(MATERIAL SUPPLIED begins)
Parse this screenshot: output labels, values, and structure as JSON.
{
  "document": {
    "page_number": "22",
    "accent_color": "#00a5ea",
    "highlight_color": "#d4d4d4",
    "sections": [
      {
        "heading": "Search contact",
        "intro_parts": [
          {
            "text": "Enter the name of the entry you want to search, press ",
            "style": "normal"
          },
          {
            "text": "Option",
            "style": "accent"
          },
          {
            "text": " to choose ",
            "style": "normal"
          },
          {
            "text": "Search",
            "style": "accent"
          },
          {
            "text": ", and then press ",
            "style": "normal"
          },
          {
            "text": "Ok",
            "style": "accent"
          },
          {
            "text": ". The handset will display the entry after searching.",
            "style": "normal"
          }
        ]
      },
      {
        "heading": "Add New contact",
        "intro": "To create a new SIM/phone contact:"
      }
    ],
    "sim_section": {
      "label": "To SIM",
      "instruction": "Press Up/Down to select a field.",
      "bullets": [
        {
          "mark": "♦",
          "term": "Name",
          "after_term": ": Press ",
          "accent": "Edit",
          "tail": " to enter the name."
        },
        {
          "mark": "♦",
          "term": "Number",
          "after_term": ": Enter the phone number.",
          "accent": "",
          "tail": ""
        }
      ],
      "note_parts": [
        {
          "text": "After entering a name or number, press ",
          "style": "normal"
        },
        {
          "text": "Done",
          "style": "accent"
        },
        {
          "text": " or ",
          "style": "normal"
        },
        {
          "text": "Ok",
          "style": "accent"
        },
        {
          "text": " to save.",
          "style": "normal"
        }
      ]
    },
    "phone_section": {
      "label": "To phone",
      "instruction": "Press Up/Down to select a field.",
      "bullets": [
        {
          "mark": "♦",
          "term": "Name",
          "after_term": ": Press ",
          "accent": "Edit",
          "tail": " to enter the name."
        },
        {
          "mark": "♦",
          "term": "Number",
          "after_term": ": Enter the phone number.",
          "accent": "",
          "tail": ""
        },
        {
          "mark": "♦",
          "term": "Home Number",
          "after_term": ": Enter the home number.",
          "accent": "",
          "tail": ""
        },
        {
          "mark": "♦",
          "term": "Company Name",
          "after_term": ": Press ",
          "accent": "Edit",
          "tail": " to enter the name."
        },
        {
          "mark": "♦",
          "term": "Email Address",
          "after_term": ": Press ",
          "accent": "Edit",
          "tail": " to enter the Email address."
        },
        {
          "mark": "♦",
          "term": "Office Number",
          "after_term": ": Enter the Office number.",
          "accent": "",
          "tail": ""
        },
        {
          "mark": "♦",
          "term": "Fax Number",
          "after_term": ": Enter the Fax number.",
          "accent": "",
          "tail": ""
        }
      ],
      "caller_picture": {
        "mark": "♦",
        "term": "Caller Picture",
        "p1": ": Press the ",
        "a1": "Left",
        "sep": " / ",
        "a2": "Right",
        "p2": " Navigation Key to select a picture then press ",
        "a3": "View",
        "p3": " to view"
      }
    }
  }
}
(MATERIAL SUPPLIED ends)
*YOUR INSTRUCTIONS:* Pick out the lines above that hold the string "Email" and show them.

*ANSWER SECTION:*
          "term": "Email Address",
          "tail": " to enter the Email address."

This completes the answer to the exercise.